The increasingly alarming brutality of the warriors on all sides and the deepening sectarian schism make the situation almost irredeemable. The government continues to target civilians and the rebels are demolishing the shrines of other sects. An authentic video shows a rebel commander named Khalid al-Hamad, whose nom de guerre is Abu Sakkar, in Homs cutting out a slaughtered enemy’s heart and liver and chawing the heart. A salafist himself, al-Hamad claims the dead soldier deserved the treatment for being an Alawite. Amidst all the opprobrium it may have attracted, the act has also brought Abu Sakkar much admiration and followership. In addition to numerous fan messages and comments, hundreds of activists changed their Facebook status all at once to read “Abu Sakkar, the heart-eater of Assad’s thugs, represents me.” While this video may be gruesome, it only shows the torture of a dead body in a country whose citizens now routinely torture one another to death. There have also been hundreds of videos depicting the brutalities committed by the government soldiers against the fighters and civilians, many of them women and children. These videos show how horrifically heartless the Syrian war has turned on both sides. Government soldiers and rebels alike are perpetrating savagery and flaunting it on the internet with an incessant uploading of clips showing ears being sliced off, fingers chopped from hands as mementos, organs removed from torsos and other barbaric acts that are inexplicably worse.
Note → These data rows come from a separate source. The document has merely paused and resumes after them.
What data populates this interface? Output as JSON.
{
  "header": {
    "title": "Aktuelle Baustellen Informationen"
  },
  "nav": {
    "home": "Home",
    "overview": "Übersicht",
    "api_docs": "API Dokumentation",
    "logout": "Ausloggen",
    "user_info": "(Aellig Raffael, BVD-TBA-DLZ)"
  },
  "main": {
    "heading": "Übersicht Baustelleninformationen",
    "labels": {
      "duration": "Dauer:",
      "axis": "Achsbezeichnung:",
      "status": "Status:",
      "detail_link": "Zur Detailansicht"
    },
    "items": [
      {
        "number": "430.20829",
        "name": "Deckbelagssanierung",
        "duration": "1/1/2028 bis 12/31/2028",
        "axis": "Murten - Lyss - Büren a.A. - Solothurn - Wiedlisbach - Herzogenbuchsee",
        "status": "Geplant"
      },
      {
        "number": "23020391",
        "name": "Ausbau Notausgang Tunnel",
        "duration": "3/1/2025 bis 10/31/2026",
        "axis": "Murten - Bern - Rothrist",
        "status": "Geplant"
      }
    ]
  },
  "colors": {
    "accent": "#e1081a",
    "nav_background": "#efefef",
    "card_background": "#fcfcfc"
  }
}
As a political conflict has mutated into a cruel sectarian war both sides are vying to outdo each other in perverse barbarity. That civil wars are usually crueller than internationals wars is an acknowledged fact but Syrian internecine is becoming more punishing than any other in the recent history. It is hard to see how in the aftermath of all this the numerous religious and ethnic groups that have long been proud of calling Syria their home will go back to living side by side in harmony. A beautiful country in the cradle of history is being laid waste by a pitiless government and the mindless bigoted regimes in some of its neighbouring countries. Beware, Syria is now an inferno that can engulf a large part of the Middle East.